This floor plan in a low-power design, with the most common configuration of power-switch placement in an array (A, B, and C are partitions of the chip), can be optimized to minimize chip-leakage power dissipation by using a specific methodology.

Typically, power switches are placed as an array, with an x pitch and y pitch, which are predetermined for the entire chip. While this approach is easy to implement, it has no “knowledge” of the power requirement of each partition or of the on resistance of the switch, and it can potentially insert too many switches in some partitions and too few in others.

Instead, designers can consider the power consumption of each partition and estimate the average voltage drop, thereby determining the appropriate number of power switches. Assuming n power switches are placed in partition A, on average, then the current through each of the switches is:

ISwitch = P(A)/(V * n)

where I is the average on-current through the switch, P(A) is power-consumption estimate for partition A, V is the operating voltage, and n is the number of switches for this partition.

The average voltage drop across each power switch is:

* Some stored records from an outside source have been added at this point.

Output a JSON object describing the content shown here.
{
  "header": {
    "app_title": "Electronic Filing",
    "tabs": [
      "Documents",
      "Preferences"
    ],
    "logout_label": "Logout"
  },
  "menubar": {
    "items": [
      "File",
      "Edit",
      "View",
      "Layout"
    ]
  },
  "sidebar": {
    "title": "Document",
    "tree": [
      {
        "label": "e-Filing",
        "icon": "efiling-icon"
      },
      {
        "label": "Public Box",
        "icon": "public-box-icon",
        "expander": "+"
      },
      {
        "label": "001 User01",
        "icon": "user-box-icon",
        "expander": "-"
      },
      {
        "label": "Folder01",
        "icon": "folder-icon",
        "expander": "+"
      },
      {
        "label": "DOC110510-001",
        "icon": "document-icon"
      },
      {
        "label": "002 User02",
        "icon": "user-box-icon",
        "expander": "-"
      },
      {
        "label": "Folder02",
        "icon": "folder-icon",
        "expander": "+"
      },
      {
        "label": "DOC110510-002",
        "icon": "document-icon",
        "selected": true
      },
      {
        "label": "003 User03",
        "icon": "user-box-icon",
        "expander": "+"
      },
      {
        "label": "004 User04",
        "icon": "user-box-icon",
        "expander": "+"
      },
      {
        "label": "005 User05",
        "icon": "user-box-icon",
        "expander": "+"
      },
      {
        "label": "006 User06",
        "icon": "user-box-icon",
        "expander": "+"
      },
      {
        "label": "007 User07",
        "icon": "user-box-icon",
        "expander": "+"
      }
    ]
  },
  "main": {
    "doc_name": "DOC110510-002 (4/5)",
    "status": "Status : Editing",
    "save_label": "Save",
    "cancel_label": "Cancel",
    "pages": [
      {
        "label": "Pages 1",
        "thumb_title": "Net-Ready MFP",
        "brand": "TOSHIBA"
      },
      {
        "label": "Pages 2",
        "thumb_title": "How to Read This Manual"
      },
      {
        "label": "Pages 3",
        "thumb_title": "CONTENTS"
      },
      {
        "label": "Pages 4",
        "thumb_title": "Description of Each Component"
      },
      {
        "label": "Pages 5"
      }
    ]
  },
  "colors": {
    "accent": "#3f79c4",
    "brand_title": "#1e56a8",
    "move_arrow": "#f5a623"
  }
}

IRSwitch = ISwitch * R = P(A) * R/(V * n)

where R is the on resistance of the power switch (usually provided with the circuit specifications). The optimum number of power switches is dictated for partition A by:

n ≥ P(A) * R/(V * IRSwitch)

The IRSwitch can be modeled as a percentage of the overall IR-drop budget (5% of power-supply voltage, for example). This equation shows the minimum number of power switches needed to ensure that partition A does not show a voltage-drop violation. Designers need to perform similar estimates for all the power-down partitions in the full chip. Clearly, the number of power switches for any partition depends on the power consumption (as opposed to its size) and is optimized to limit voltage drop.

To determine the maximum number of power switches for the design, use the power-switch cell-leakage value (usually provided in the specifications):

n(partitions) ≤ total chip switch cell leakage power budget/ switch cell leakage power

Thus, the number of power switches for a given partition in a chip should depend on the power switch’s on resistance and the voltage-drop constraints.